*The problem*
For the records below, give the number of lines containing the word "icon" and no other text.

*Source material*
════
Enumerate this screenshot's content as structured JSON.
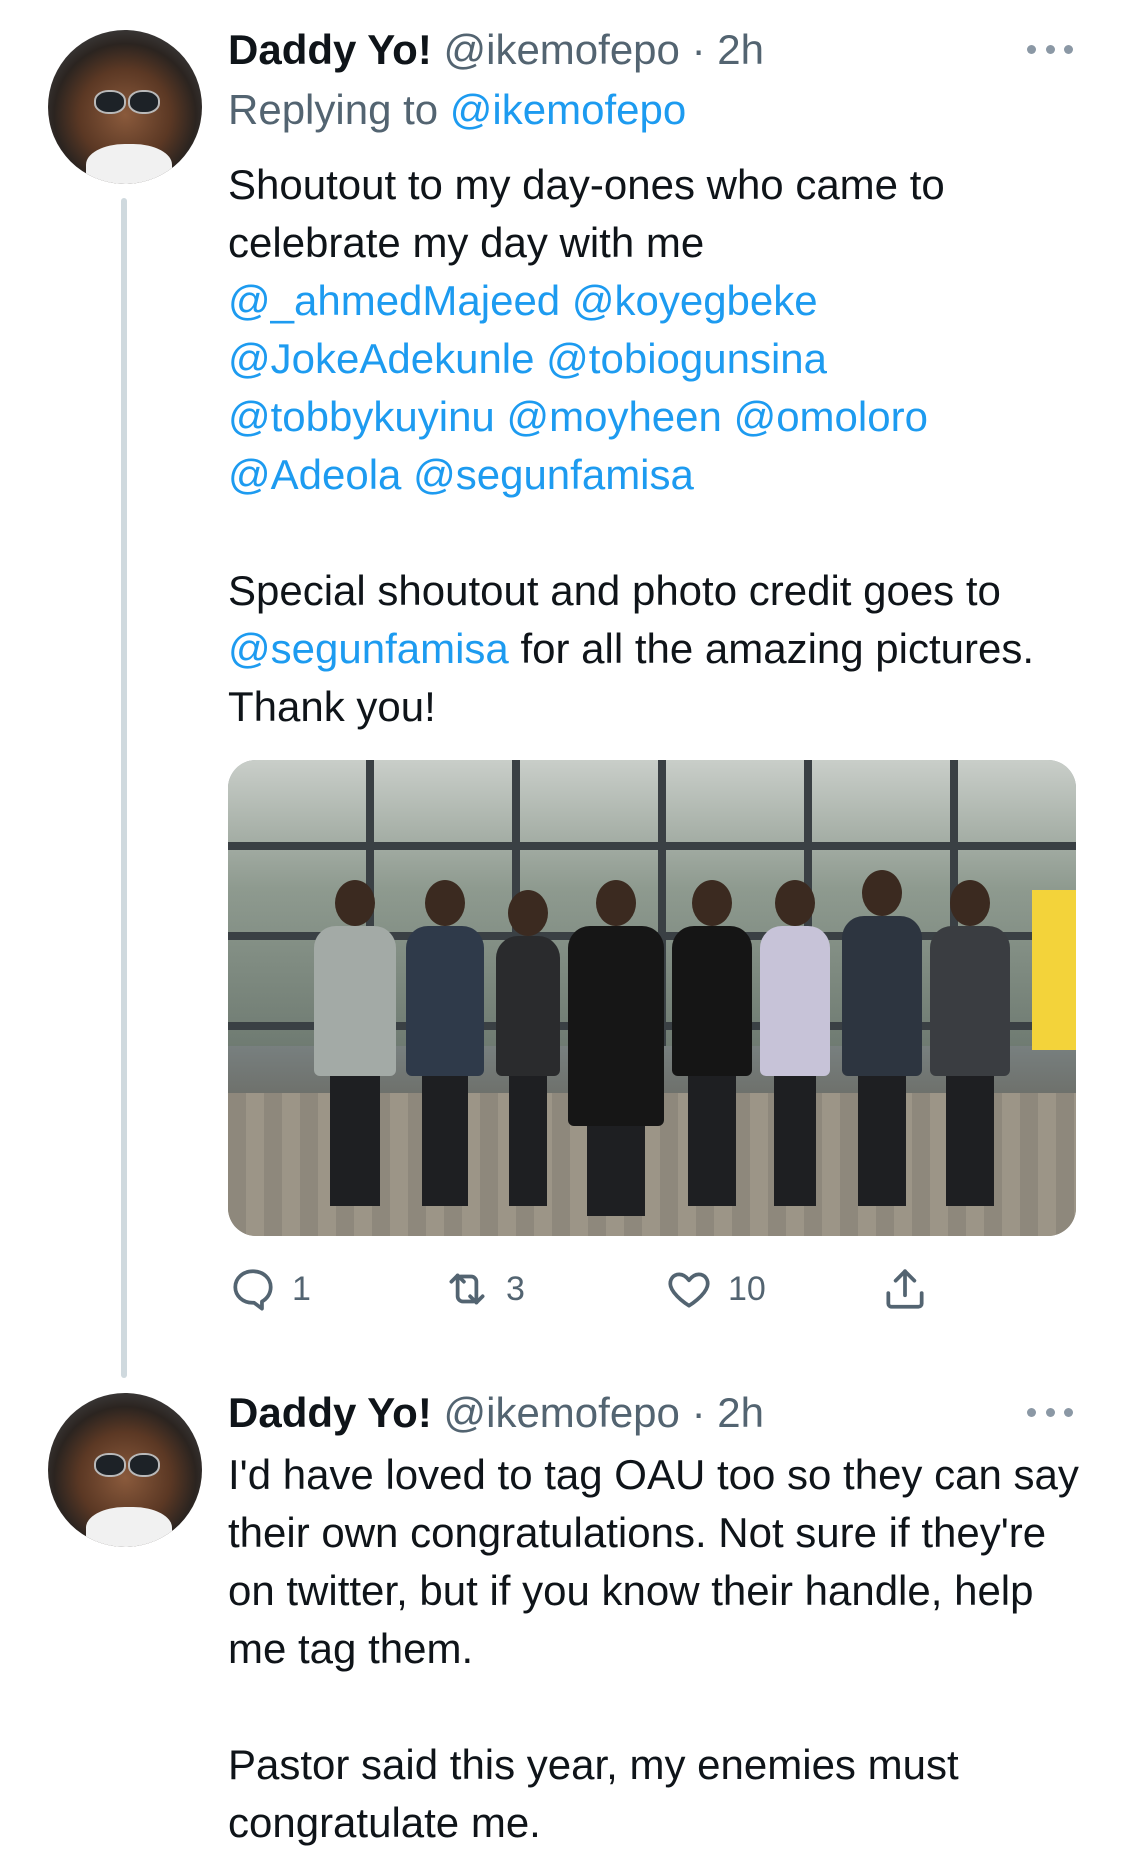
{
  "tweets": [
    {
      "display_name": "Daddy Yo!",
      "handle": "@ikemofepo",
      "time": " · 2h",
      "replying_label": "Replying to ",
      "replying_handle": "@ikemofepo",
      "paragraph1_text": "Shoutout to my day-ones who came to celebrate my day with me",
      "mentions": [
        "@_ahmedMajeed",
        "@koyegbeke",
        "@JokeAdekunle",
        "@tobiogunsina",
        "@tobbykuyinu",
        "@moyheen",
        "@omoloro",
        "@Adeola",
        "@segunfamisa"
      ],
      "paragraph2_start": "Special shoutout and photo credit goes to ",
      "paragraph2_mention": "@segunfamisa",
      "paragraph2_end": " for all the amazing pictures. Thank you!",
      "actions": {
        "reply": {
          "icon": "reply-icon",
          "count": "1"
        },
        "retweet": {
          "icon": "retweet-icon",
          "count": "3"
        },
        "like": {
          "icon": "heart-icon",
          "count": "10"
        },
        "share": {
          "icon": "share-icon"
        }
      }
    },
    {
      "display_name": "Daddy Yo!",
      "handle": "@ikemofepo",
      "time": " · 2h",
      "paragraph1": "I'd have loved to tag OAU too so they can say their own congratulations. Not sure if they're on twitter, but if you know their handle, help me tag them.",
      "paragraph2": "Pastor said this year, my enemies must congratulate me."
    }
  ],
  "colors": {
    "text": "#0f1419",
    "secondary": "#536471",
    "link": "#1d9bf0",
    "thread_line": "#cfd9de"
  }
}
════
*Output below*
4